Here Naish is referring to a more recent discovery, the robust Romanian Azhdarchid Hatzegopteryx, but increasingly it seems similar to other ideas being put forward at the edges of the scientific community. Indeed, in their latest paper on the matter, Naish and Witton advance an even more radical concept: Hatzegopteryx as the top predator in its ecosystem. It’s an idea I absolutely love and one I will continue to follow closely, both in the technical literature (where possible) and in popular science reporting (which has a tendency to lag somewhat). I may even, in the future, use the Azhdarchids as part of another project I’m working on. At any rate, the concept of these gigantic pterosaurs being not only terrestrial predators but potentially sitting at-or-near the top of their respective food chains is just another example of how, often, pterosaurs just outclass modern birds.

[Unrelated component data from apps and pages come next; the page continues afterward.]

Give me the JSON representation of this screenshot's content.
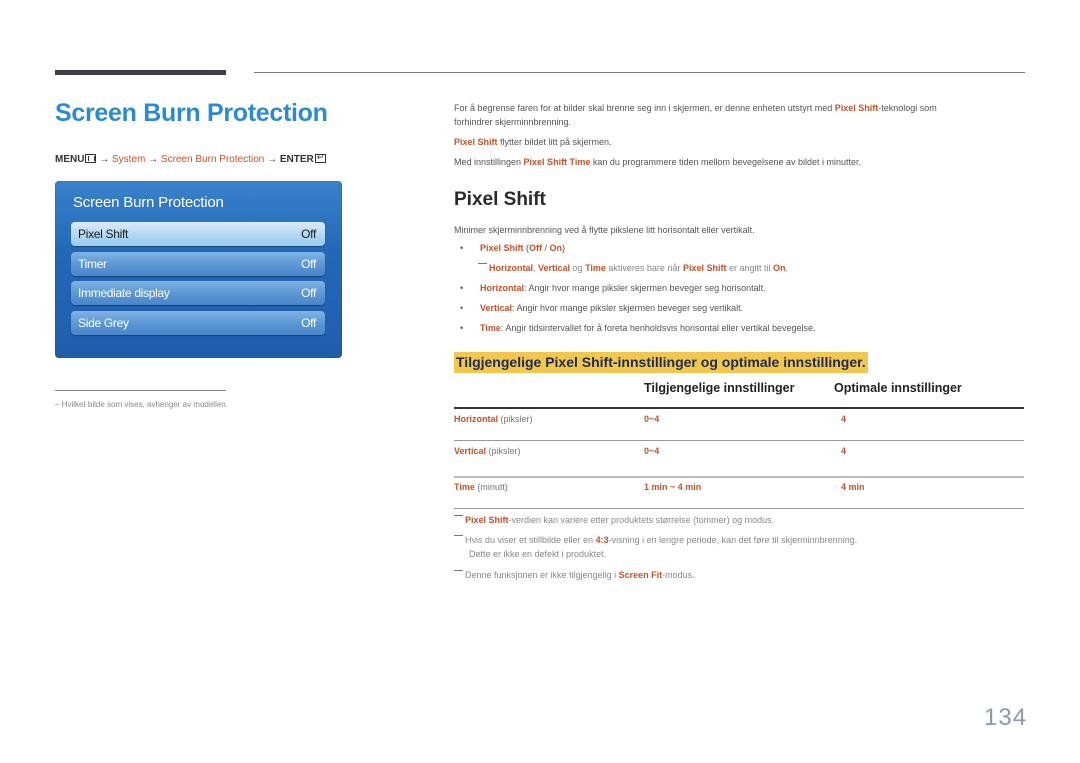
{
  "header": {
    "title": "Screen Burn Protection",
    "menu_path": {
      "menu": "MENU",
      "arrow": "→",
      "system": "System",
      "item": "Screen Burn Protection",
      "enter": "ENTER"
    }
  },
  "osd": {
    "title": "Screen Burn Protection",
    "items": [
      {
        "label": "Pixel Shift",
        "value": "Off",
        "selected": true
      },
      {
        "label": "Timer",
        "value": "Off",
        "selected": false
      },
      {
        "label": "Immediate display",
        "value": "Off",
        "selected": false
      },
      {
        "label": "Side Grey",
        "value": "Off",
        "selected": false
      }
    ]
  },
  "footnote": "Hvilket bilde som vises, avhenger av modellen.",
  "intro": {
    "p1_a": "For å begrense faren for at bilder skal brenne seg inn i skjermen, er denne enheten utstyrt med ",
    "p1_hl": "Pixel Shift",
    "p1_b": "-teknologi som",
    "p1_c": "forhindrer skjerminnbrenning.",
    "p2_hl": "Pixel Shift",
    "p2_b": " flytter bildet litt på skjermen.",
    "p3_a": "Med innstillingen ",
    "p3_hl": "Pixel Shift Time",
    "p3_b": " kan du programmere tiden mellom bevegelsene av bildet i minutter."
  },
  "section": {
    "heading": "Pixel Shift",
    "desc": "Minimer skjerminnbrenning ved å flytte pikslene litt horisontalt eller vertikalt.",
    "option": {
      "name": "Pixel Shift",
      "open": " (",
      "off": "Off",
      "sep": " / ",
      "on": "On",
      "close": ")"
    },
    "note": {
      "h": "Horizontal",
      "c1": ", ",
      "v": "Vertical",
      "og": " og ",
      "t": "Time",
      "mid": " aktiveres bare når ",
      "ps": "Pixel Shift",
      "end": " er angitt til ",
      "on": "On",
      "dot": "."
    },
    "bullets": [
      {
        "term": "Horizontal",
        "text": ": Angir hvor mange piksler skjermen beveger seg horisontalt."
      },
      {
        "term": "Vertical",
        "text": ": Angir hvor mange piksler skjermen beveger seg vertikalt."
      },
      {
        "term": "Time",
        "text": ": Angir tidsintervallet for å foreta henholdsvis horisontal eller vertikal bevegelse."
      }
    ]
  },
  "table": {
    "caption": "Tilgjengelige Pixel Shift-innstillinger og optimale innstillinger.",
    "headers": [
      "",
      "Tilgjengelige innstillinger",
      "Optimale innstillinger"
    ],
    "rows": [
      {
        "name": "Horizontal",
        "unit": " (piksler)",
        "available": "0~4",
        "optimal": "4"
      },
      {
        "name": "Vertical",
        "unit": " (piksler)",
        "available": "0~4",
        "optimal": "4"
      },
      {
        "name": "Time",
        "unit": " (minutt)",
        "available": "1 min ~ 4 min",
        "optimal": "4 min"
      }
    ]
  },
  "notes": {
    "n1_hl": "Pixel Shift",
    "n1_b": "-verdien kan variere etter produktets størrelse (tommer) og modus.",
    "n2_a": "Hvis du viser et stillbilde eller en ",
    "n2_hl": "4:3",
    "n2_b": "-visning i en lengre periode, kan det føre til skjerminnbrenning.",
    "n2_c": "Dette er ikke en defekt i produktet.",
    "n3_a": "Denne funksjonen er ikke tilgjengelig i ",
    "n3_hl": "Screen Fit",
    "n3_b": "-modus."
  },
  "page_number": "134",
  "colors": {
    "accent_orange": "#c7522a",
    "title_blue": "#2b8bd2",
    "banner_yellow": "#f2c74e",
    "osd_blue": "#2268b6"
  }
}
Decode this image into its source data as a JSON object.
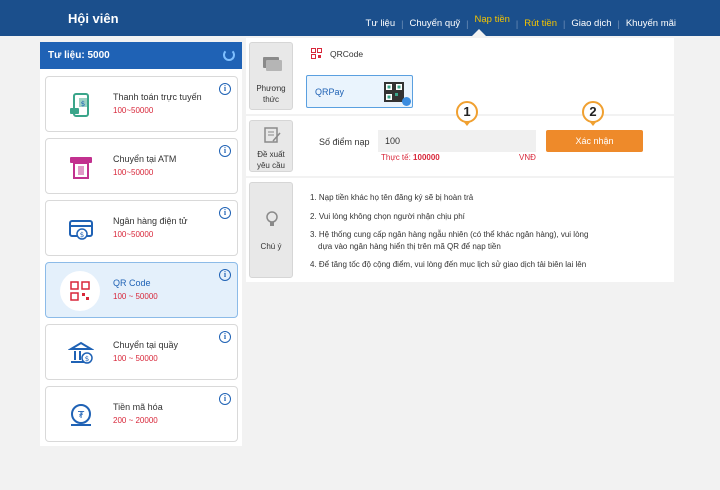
{
  "header": {
    "brand": "Hội viên",
    "nav": [
      {
        "label": "Tư liệu",
        "active": false
      },
      {
        "label": "Chuyển quỹ",
        "active": false
      },
      {
        "label": "Nạp tiền",
        "active": true
      },
      {
        "label": "Rút tiền",
        "active": false
      },
      {
        "label": "Giao dịch",
        "active": false
      },
      {
        "label": "Khuyến mãi",
        "active": false
      }
    ]
  },
  "sidebar": {
    "title": "Tư liệu: 5000",
    "refresh_icon": "refresh-icon",
    "items": [
      {
        "title": "Thanh toán trực tuyến",
        "range": "100~50000",
        "icon": "mobile-pay-icon"
      },
      {
        "title": "Chuyển tại ATM",
        "range": "100~50000",
        "icon": "atm-icon"
      },
      {
        "title": "Ngân hàng điện tử",
        "range": "100~50000",
        "icon": "ebank-icon"
      },
      {
        "title": "QR Code",
        "range": "100 ~ 50000",
        "icon": "qr-code-icon",
        "selected": true
      },
      {
        "title": "Chuyển tại quầy",
        "range": "100 ~ 50000",
        "icon": "bank-counter-icon"
      },
      {
        "title": "Tiền mã hóa",
        "range": "200 ~ 20000",
        "icon": "crypto-icon"
      }
    ]
  },
  "method": {
    "label_line1": "Phương",
    "label_line2": "thức",
    "tab_label": "QRCode",
    "option_label": "QRPay"
  },
  "request": {
    "label_line1": "Đề xuất",
    "label_line2": "yêu cầu",
    "field_label": "Số điểm nạp",
    "field_value": "100",
    "real_prefix": "Thực tế:",
    "real_value": "100000",
    "unit": "VNĐ",
    "confirm_label": "Xác nhận",
    "marker1": "1",
    "marker2": "2"
  },
  "notes": {
    "label": "Chú ý",
    "lines": [
      "1. Nạp tiền khác họ tên đăng ký sẽ bị hoàn trả",
      "2. Vui lòng không chọn người nhận chịu phí",
      "3. Hệ thống cung cấp ngân hàng ngẫu nhiên (có thể khác ngân hàng), vui lòng",
      "dựa vào ngân hàng hiển thị trên mã QR để nạp tiền",
      "4. Để tăng tốc độ cộng điểm, vui lòng đến mục lịch sử giao dịch tải biên lai lên"
    ]
  },
  "colors": {
    "header": "#1b4f8c",
    "accent": "#1f62b5",
    "confirm": "#ee8a2a",
    "red": "#d8273a",
    "active_nav": "#f5c400"
  }
}
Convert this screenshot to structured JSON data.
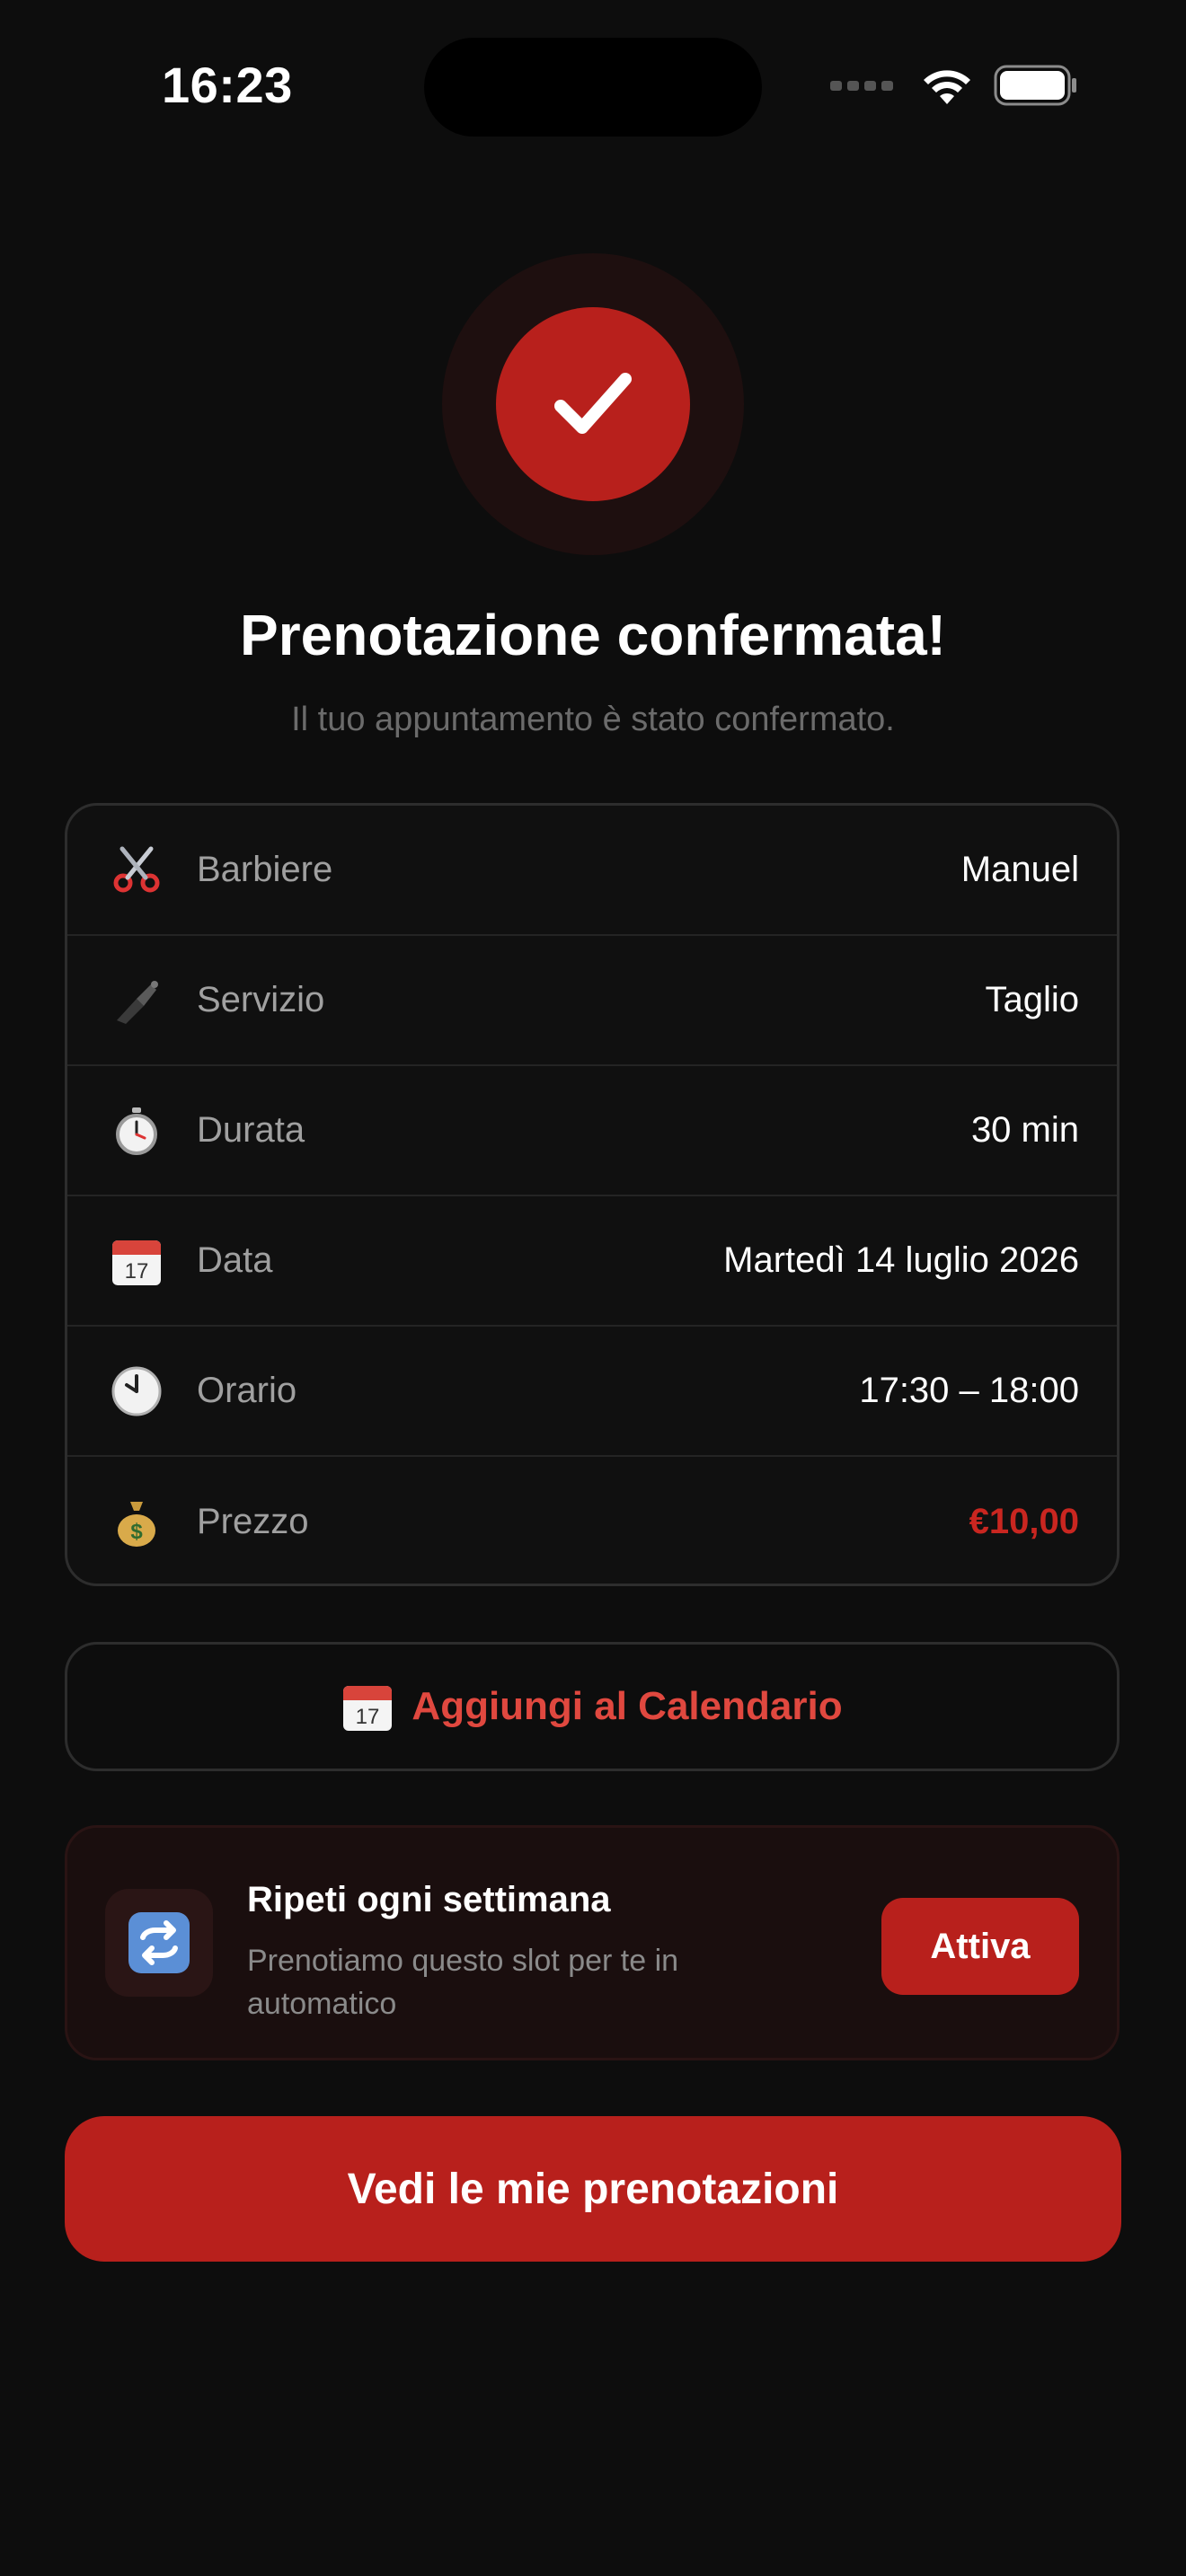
{
  "status_bar": {
    "time": "16:23"
  },
  "header": {
    "title": "Prenotazione confermata!",
    "subtitle": "Il tuo appuntamento è stato confermato."
  },
  "details": [
    {
      "icon": "scissors-icon",
      "label": "Barbiere",
      "value": "Manuel"
    },
    {
      "icon": "razor-icon",
      "label": "Servizio",
      "value": "Taglio"
    },
    {
      "icon": "stopwatch-icon",
      "label": "Durata",
      "value": "30 min"
    },
    {
      "icon": "calendar-icon",
      "label": "Data",
      "value": "Martedì 14 luglio 2026"
    },
    {
      "icon": "clock-icon",
      "label": "Orario",
      "value": "17:30 – 18:00"
    },
    {
      "icon": "money-bag-icon",
      "label": "Prezzo",
      "value": "€10,00"
    }
  ],
  "calendar_button": {
    "icon": "calendar-icon",
    "label": "Aggiungi al Calendario"
  },
  "repeat": {
    "icon": "repeat-icon",
    "title": "Ripeti ogni settimana",
    "description": "Prenotiamo questo slot per te in automatico",
    "button_label": "Attiva"
  },
  "primary_button": {
    "label": "Vedi le mie prenotazioni"
  },
  "colors": {
    "background": "#0d0d0d",
    "accent": "#b8201c",
    "price": "#c92620",
    "link": "#e0483f"
  }
}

CMYK and the Magical Illusion of Colour

View post on

There’s isn’t much to add to the above GIF, other than that I think it’s a really cleverly designed and demonstrated concept. The idea of CMYK printing is nothing new to me; I’ve been interested in the physics used in forming imagery since I first noticed the tiny circles of colour (read: pixels) on a Coca-Cola vending machine image at school. Heck, I’ve worked for a newspaper company right next to the printing warehouse and currently program for a company that specialises in bulk printing!

That said, I still find the concept of combining varying levels of cyan, magenta, yellow and black to form a seemingly full-colour image a little magical. I’m clearly not the only one, too, and this was a little too well executed not to share.

PS: This is also the first time I’ve ever posted using a card. Having finally seen the process in the wild, this is also a little bit magical. I’m just a little concerned its magical towards the Dark Arts end of the spectrum.

How Do I Join Hell’s Anthropologists?

Science Gang Tattoos by Tom Gauld, created for New Scientist.

A brilliant little illustration of possible science-based gang tattoos. The names aren’t the best (though Particle-Physics She-Devils has a special place in my soul) but the actual imagery is spot on. I’d love to revisit this idea at some point and come up with my own variation for us Evolutionary Biologists (or possibly Software Engineers, I can rep both crews)!